But if you have scholarship aid already, or don’t need to worry about that; if you’d like to study the New Testament (or the Old Testament, or theology, or Theology, Literature and the Arts) in a nifty locale, give a thought to applying here at Glasgow. And if you’d like to ask me about more details, email me at akm dot adam at gmail dot com.

Twenty-Eight

There’s a lot going on in Margaret’s and my lives; we won’t see each other again for another seven weeks. But wherever we are, however much we have to do, today marks our twenty-eighth wedding anniversary. The circumstances this year don’t favour an exciting holiday, or even a night out — maybe a video chat at most, alas.
 
Every year that goes by makes clearer what an exceptional blessing our life together has been. We’ve been there to hold one another up when life shook us down; we’ve been able to pick up what might have fallen apart; we’ve had the chance to shine a little light around us. We’ve been given so much by the dear friends and family who surround and uphold us, and we’ve tried to share again with them.
 
I’ll admit that just now I feel a shade more melancholic than joyous. It’s challenging even for this glass-half-full kinda guy to celebrate our togetherness when separated by an ocean; we’ve spent altogether too many of our years separated by too great distances (at first, when we were in Maine and Pittsburgh; later, when we were in Illinois and North Carolina; then in Baltimore and North Carolina; and now this year in Scotland and Baltimore).
 
Stuck for new ways of telling my sweetheart how deeply I love her, how unhesitatingly I would say “I do” all over again, I’ll point to what I’ve said before (2002, 2003, 2004, 2005, 2006, 2007, (What happened in 2008?), 2009).
 
Beloved Margaret, let’s not do this again. Like the man says, “Let’s Stay Together.” Loving you forever is what I need.
 

Memorandum

I frequently catch myself combing through Google search results to find this lecture by Timothy Radcliffe, O.P. The former Master General of the Dominican Order has a fine, encouraging take on what it means to be a university — but the paragraph I’m usually looking for reads,

When I was a young Dominican student we still sometimes practiced a version of the medieval disputatio. This was a form of debating central to the life of the thirteenth century university, and it embodies a vision of what a university should be about. It does not seem to have been practiced often by the Inquisition, but it represents an ideal which has something to offer us. In the disputatio the aim was not so much to demonstrate that your opponent was utterly and in every way wrong, and to be derided and dismissed as a fool. Instead you had to show the limited sense in which he was right. If someone were to assert that “Yale Department of Religious Studies is better than the Theology Faculty of Oxford,” I might reply in making a distinction: “That Yale is better as far as sociological analysis I accept; that it is better in every way I deny.” The aim was, through disagreement and mutual criticism, to arrive at a common truth, that was able to accommodate what was true in each position.

 
So now I’ll be able simply to search my own blog to find it more rapidly.
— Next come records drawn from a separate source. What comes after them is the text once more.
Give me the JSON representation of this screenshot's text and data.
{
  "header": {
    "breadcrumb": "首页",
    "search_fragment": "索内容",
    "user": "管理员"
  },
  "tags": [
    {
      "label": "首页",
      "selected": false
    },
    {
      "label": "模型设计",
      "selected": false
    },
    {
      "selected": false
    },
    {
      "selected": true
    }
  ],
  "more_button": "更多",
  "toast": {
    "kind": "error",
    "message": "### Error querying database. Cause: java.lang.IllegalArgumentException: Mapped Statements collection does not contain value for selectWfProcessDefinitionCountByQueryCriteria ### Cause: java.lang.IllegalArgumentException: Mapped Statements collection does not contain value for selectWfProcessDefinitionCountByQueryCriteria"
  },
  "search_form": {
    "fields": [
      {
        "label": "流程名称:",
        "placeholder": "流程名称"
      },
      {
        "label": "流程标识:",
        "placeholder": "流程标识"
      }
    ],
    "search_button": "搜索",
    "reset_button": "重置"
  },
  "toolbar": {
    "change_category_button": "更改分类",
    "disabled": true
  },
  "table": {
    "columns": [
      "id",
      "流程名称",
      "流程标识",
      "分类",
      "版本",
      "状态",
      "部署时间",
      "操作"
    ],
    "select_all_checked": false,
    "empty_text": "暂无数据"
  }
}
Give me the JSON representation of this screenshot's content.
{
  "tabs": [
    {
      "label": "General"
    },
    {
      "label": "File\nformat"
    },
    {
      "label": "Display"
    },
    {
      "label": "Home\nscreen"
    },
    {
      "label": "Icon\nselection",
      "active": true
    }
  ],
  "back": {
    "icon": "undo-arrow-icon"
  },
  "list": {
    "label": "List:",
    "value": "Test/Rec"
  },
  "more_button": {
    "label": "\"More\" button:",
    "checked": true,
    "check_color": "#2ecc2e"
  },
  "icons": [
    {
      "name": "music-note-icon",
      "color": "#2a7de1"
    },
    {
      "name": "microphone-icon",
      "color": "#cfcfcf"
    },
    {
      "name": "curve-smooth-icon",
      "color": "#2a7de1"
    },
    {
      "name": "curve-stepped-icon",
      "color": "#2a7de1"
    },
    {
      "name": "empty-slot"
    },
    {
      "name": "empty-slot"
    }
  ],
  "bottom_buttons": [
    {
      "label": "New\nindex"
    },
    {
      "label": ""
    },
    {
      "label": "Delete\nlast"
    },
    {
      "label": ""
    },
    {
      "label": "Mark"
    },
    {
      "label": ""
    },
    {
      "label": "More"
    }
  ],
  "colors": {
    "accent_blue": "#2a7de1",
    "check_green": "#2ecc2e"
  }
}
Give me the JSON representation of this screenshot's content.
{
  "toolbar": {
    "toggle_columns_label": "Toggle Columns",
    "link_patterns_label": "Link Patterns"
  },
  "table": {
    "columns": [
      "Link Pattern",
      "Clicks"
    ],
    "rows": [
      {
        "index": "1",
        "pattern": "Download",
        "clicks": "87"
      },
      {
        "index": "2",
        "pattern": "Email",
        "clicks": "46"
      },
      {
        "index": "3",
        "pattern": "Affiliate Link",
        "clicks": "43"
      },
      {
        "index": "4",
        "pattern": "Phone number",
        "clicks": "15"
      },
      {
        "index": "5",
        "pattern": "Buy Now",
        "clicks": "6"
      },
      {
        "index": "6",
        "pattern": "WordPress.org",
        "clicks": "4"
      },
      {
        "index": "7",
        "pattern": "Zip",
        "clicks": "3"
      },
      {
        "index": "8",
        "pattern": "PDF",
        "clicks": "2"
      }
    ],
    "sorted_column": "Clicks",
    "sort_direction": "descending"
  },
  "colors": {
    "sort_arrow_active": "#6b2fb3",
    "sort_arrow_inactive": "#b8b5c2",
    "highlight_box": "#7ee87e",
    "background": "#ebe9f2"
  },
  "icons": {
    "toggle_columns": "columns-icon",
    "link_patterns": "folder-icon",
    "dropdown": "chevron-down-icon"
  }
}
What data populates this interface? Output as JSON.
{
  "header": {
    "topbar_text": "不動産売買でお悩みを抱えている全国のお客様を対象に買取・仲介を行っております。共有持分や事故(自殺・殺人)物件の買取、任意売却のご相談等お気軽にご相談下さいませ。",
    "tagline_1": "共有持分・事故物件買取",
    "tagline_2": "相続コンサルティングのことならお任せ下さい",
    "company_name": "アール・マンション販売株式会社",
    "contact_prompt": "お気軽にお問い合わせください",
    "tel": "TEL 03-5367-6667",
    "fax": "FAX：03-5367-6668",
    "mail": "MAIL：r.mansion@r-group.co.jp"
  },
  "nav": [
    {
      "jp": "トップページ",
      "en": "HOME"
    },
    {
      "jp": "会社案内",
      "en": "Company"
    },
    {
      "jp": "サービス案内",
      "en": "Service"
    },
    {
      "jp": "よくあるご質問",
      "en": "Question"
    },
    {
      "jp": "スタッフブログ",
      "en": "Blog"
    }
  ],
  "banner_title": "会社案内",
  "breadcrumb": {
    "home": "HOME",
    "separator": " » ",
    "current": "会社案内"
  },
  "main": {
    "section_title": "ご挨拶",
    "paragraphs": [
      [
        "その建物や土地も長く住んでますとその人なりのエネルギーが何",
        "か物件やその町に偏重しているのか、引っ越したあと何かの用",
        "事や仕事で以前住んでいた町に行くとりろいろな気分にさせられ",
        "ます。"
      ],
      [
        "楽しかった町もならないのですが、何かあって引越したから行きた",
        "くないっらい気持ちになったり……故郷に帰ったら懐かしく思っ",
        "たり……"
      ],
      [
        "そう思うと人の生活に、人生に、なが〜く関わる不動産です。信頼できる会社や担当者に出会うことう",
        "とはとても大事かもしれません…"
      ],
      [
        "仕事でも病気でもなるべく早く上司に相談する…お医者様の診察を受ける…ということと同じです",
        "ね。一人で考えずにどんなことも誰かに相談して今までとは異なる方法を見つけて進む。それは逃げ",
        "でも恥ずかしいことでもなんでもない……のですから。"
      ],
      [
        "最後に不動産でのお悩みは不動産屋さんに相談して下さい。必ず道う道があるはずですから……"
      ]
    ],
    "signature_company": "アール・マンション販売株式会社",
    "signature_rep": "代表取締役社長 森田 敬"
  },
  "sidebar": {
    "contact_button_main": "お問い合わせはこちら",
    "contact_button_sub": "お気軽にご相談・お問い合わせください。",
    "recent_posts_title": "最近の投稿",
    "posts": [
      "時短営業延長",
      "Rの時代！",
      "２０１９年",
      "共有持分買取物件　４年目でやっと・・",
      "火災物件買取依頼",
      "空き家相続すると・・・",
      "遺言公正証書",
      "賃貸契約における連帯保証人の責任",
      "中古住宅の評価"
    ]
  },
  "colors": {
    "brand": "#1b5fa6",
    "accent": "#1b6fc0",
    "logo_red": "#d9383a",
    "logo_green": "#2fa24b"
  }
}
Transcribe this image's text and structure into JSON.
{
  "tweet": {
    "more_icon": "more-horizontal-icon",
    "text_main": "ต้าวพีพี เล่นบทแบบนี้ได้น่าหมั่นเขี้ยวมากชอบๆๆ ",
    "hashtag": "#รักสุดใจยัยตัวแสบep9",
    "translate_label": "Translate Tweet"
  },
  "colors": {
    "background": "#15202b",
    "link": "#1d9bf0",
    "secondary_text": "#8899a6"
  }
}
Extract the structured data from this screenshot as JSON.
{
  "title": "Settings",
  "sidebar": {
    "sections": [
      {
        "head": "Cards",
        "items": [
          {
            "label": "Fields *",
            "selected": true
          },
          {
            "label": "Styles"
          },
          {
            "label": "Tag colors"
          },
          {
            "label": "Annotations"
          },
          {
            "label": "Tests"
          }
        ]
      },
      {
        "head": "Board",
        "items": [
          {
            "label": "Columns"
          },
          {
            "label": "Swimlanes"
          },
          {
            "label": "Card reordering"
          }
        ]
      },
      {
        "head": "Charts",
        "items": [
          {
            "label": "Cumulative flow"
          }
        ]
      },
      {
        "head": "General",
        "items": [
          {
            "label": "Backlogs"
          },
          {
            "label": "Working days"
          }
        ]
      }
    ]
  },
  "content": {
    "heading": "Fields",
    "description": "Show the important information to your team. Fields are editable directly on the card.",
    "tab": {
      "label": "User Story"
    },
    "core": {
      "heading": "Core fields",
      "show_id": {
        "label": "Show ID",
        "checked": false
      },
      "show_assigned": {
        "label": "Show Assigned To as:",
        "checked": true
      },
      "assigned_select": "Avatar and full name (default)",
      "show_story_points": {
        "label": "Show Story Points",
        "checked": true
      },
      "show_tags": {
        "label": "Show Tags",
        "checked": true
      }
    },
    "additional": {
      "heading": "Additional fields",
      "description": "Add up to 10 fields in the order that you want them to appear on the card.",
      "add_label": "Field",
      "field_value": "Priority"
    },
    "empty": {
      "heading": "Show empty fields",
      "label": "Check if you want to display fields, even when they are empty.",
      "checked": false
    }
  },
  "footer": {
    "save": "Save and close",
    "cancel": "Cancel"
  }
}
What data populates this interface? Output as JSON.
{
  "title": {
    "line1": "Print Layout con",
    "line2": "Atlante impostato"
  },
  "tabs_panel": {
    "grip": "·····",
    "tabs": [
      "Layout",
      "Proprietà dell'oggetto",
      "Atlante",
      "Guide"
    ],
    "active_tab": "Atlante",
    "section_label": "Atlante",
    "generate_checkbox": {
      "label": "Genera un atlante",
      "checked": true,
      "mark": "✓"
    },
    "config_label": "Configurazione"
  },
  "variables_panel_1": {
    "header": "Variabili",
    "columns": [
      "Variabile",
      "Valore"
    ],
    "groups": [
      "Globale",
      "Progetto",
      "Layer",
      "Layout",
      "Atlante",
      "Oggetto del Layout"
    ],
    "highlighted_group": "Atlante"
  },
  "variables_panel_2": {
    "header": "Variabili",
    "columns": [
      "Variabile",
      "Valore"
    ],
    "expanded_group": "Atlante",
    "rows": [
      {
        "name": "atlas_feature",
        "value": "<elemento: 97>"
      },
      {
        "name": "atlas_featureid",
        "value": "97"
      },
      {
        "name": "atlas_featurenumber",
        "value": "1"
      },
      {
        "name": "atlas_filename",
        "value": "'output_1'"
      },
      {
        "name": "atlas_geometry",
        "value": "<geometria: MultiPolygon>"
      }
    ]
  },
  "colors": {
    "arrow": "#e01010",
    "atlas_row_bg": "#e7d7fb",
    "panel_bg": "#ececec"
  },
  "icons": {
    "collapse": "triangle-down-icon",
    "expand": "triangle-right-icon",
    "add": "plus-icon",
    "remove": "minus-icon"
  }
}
Next: Shared Libraries

Inside Higher Education notes that students who needed more library time and facilities than Cal State/LA provided simply started their own makeshift alternative.
 
OK — now think with me. What if a number of friends/professional colleagues realised that they didn’t all need their own copies of expensive monographs, so that Dr. Sally says “I’m buying AKMA’s latest book,” and Dr. Renaldo says, “OK, I’ll skip AKMA and buy Ward Blanton’s latest,” and so on? They would need a place to keep their shared books, and robust social constraints against abusing the system; but unless someone was egregiously cheating (taking books away, never buying any) everyone benefits to some extent, even if they buy more than their neighbour (they still have access to a greater pool of books than they would have before).
 
Now, let’s get really radical. What if they’re digital books?